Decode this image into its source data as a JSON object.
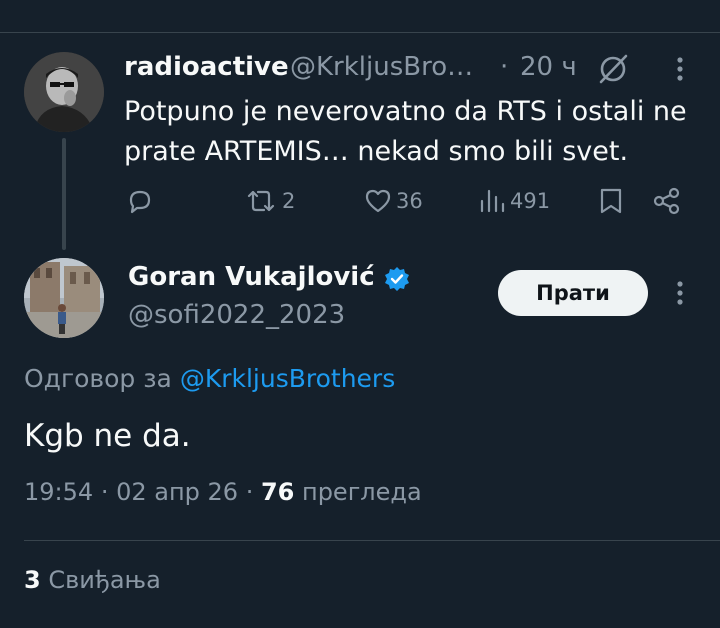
{
  "parent_tweet": {
    "display_name": "radioactive",
    "handle": "@KrkljusBro…",
    "separator": "·",
    "time": "20 ч",
    "text": "Potpuno je neverovatno da RTS i ostali ne prate ARTEMIS… nekad smo bili svet.",
    "actions": {
      "reply_count": "",
      "retweet_count": "2",
      "like_count": "36",
      "view_count": "491"
    }
  },
  "main_tweet": {
    "display_name": "Goran Vukajlović",
    "handle": "@sofi2022_2023",
    "follow_label": "Прати",
    "reply_to_prefix": "Одговор за ",
    "reply_to_handle": "@KrkljusBrothers",
    "text": "Kgb ne da.",
    "time": "19:54",
    "date": "02 апр 26",
    "views_count": "76",
    "views_label": "прегледа",
    "likes_count": "3",
    "likes_label": "Свиђања"
  },
  "colors": {
    "background": "#15202b",
    "text_primary": "#f7f9f9",
    "text_secondary": "#8b98a5",
    "accent": "#1d9bf0",
    "divider": "#38444d"
  },
  "icons": [
    "reply-icon",
    "retweet-icon",
    "like-icon",
    "views-icon",
    "bookmark-icon",
    "share-icon",
    "more-icon",
    "grok-icon",
    "verified-badge-icon"
  ]
}
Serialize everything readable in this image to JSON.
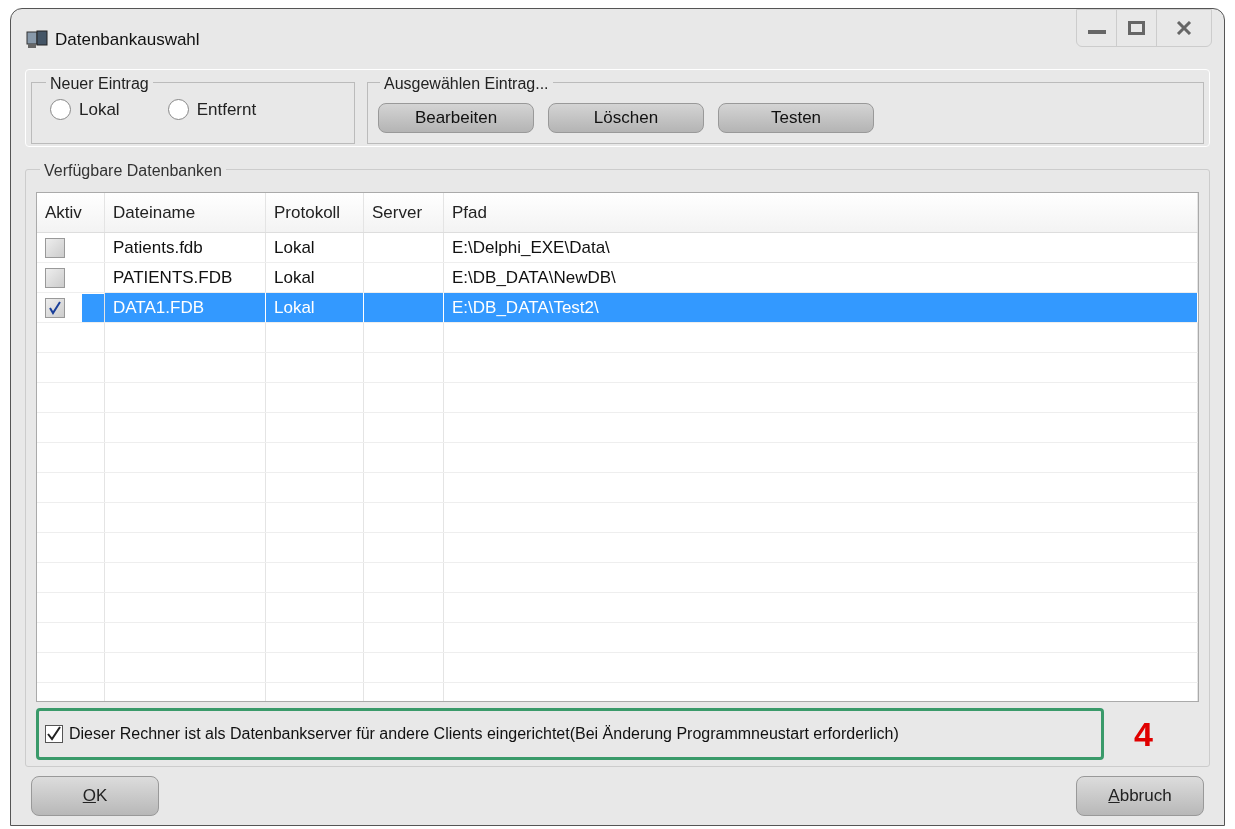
{
  "window": {
    "title": "Datenbankauswahl"
  },
  "new_entry": {
    "title": "Neuer Eintrag",
    "options": [
      {
        "label": "Lokal",
        "selected": false
      },
      {
        "label": "Entfernt",
        "selected": false
      }
    ]
  },
  "selected_entry": {
    "title": "Ausgewählen Eintrag...",
    "buttons": [
      "Bearbeiten",
      "Löschen",
      "Testen"
    ]
  },
  "databases": {
    "title": "Verfügbare Datenbanken",
    "columns": [
      "Aktiv",
      "Dateiname",
      "Protokoll",
      "Server",
      "Pfad"
    ],
    "rows": [
      {
        "checked": false,
        "selected": false,
        "file": "Patients.fdb",
        "protocol": "Lokal",
        "server": "",
        "path": "E:\\Delphi_EXE\\Data\\"
      },
      {
        "checked": false,
        "selected": false,
        "file": "PATIENTS.FDB",
        "protocol": "Lokal",
        "server": "",
        "path": "E:\\DB_DATA\\NewDB\\"
      },
      {
        "checked": true,
        "selected": true,
        "file": "DATA1.FDB",
        "protocol": "Lokal",
        "server": "",
        "path": "E:\\DB_DATA\\Test2\\"
      }
    ]
  },
  "server_option": {
    "label": "Dieser Rechner ist als Datenbankserver für andere Clients eingerichtet(Bei Änderung Programmneustart erforderlich)",
    "checked": true
  },
  "annotation": "4",
  "buttons": {
    "ok": "OK",
    "cancel": "Abbruch"
  }
}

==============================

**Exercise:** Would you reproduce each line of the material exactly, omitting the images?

**Written solution:**
Decode this image into its source data as a JSON object.
{
  "parent_tweet": {
    "display_name": "radioactive",
    "handle": "@KrkljusBro…",
    "separator": "·",
    "time": "20 ч",
    "text": "Potpuno je neverovatno da RTS i ostali ne prate ARTEMIS… nekad smo bili svet.",
    "actions": {
      "reply_count": "",
      "retweet_count": "2",
      "like_count": "36",
      "view_count": "491"
    }
  },
  "main_tweet": {
    "display_name": "Goran Vukajlović",
    "handle": "@sofi2022_2023",
    "follow_label": "Прати",
    "reply_to_prefix": "Одговор за ",
    "reply_to_handle": "@KrkljusBrothers",
    "text": "Kgb ne da.",
    "time": "19:54",
    "date": "02 апр 26",
    "views_count": "76",
    "views_label": "прегледа",
    "likes_count": "3",
    "likes_label": "Свиђања"
  },
  "colors": {
    "background": "#15202b",
    "text_primary": "#f7f9f9",
    "text_secondary": "#8b98a5",
    "accent": "#1d9bf0",
    "divider": "#38444d"
  },
  "icons": [
    "reply-icon",
    "retweet-icon",
    "like-icon",
    "views-icon",
    "bookmark-icon",
    "share-icon",
    "more-icon",
    "grok-icon",
    "verified-badge-icon"
  ]
}
Serialize everything readable in this image to JSON.
{
  "window": {
    "title": "Datenbankauswahl"
  },
  "new_entry": {
    "title": "Neuer Eintrag",
    "options": [
      {
        "label": "Lokal",
        "selected": false
      },
      {
        "label": "Entfernt",
        "selected": false
      }
    ]
  },
  "selected_entry": {
    "title": "Ausgewählen Eintrag...",
    "buttons": [
      "Bearbeiten",
      "Löschen",
      "Testen"
    ]
  },
  "databases": {
    "title": "Verfügbare Datenbanken",
    "columns": [
      "Aktiv",
      "Dateiname",
      "Protokoll",
      "Server",
      "Pfad"
    ],
    "rows": [
      {
        "checked": false,
        "selected": false,
        "file": "Patients.fdb",
        "protocol": "Lokal",
        "server": "",
        "path": "E:\\Delphi_EXE\\Data\\"
      },
      {
        "checked": false,
        "selected": false,
        "file": "PATIENTS.FDB",
        "protocol": "Lokal",
        "server": "",
        "path": "E:\\DB_DATA\\NewDB\\"
      },
      {
        "checked": true,
        "selected": true,
        "file": "DATA1.FDB",
        "protocol": "Lokal",
        "server": "",
        "path": "E:\\DB_DATA\\Test2\\"
      }
    ]
  },
  "server_option": {
    "label": "Dieser Rechner ist als Datenbankserver für andere Clients eingerichtet(Bei Änderung Programmneustart erforderlich)",
    "checked": true
  },
  "annotation": "4",
  "buttons": {
    "ok": "OK",
    "cancel": "Abbruch"
  }
}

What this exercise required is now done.